- I’ve recently started learning Python and I love it, thus try to write as much code as possible in Python.
- I’ve also recently started writing my thesis, and I try to write as much as possible.
Voila, the “LaTeX motivator” script is born (based on a version by my supervisor… but mine has special effects). Download it off github, copy the scripts (.py plus the .pl wordcount script) into the directory with your tex files, run latex-motivator.py, select your favourite motivating animal, and off you go. Now all you have to do is write a thesis. Easy!
Update: It seems that the stats.csv output is a bit broken. Will fix once I’ve written enough to make the dino happy.
This is what a google search for “koala.owl” brings up:
[cc-licensed image by Connor Vick]
I just came across this 3-dimensional representation of the Semantic Web Layer Stack – or cake- handcrafted by Benjamin Nowack. The author also links to Jim Hendler’s talk on the Semantic Web Layercake (from 2009), possible the world’s first Semantic Web talk completely in rhyme. Jim’s talk gives a good overview of the evolution of the Semantic Web and how an incredible number of icing, sprinkles and candles was added to the layercake over the years.
The complexity of the stack – both the ‘simplified’ version and the more elaborate one in Jim’s talk – makes me wonder how usable the Semantic Web approach really is. Will there be a point where the technologies converge, some die, others emerge as winners?

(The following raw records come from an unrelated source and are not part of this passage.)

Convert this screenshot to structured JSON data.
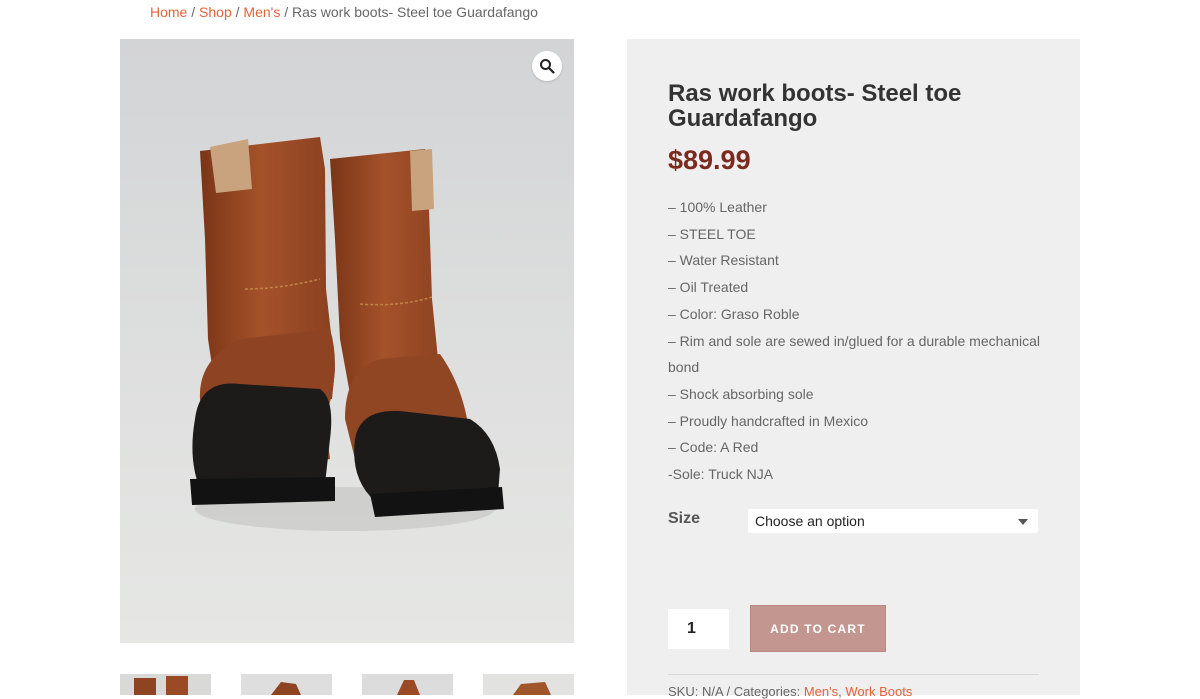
{
  "breadcrumb": {
    "home": "Home",
    "shop": "Shop",
    "category": "Men's",
    "current": "Ras work boots- Steel toe Guardafango",
    "separator": " / "
  },
  "gallery": {
    "zoom_icon": "magnifier-icon",
    "main_image_alt": "Brown leather work boots with black steel toe caps",
    "thumbnail_count": 4
  },
  "product": {
    "title": "Ras work boots- Steel toe Guardafango",
    "price": "$89.99",
    "description": [
      "– 100% Leather",
      "– STEEL TOE",
      "– Water Resistant",
      "– Oil Treated",
      "– Color: Graso Roble",
      "– Rim and sole are sewed in/glued for a durable mechanical bond",
      "– Shock absorbing sole",
      "– Proudly handcrafted in Mexico",
      "– Code: A Red",
      "-Sole: Truck NJA"
    ]
  },
  "variations": {
    "size_label": "Size",
    "size_selected": "Choose an option"
  },
  "cart": {
    "quantity": "1",
    "add_to_cart_label": "ADD TO CART"
  },
  "meta": {
    "sku_text": "SKU: N/A / Categories: ",
    "category_1": "Men's",
    "category_sep": ", ",
    "category_2": "Work Boots"
  },
  "colors": {
    "accent_link": "#e0643a",
    "price": "#7c2a1e",
    "button": "#c49690",
    "summary_bg": "#efefef"
  }
}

Or will we live happily with a big messy cake that’s got a little something for everyone?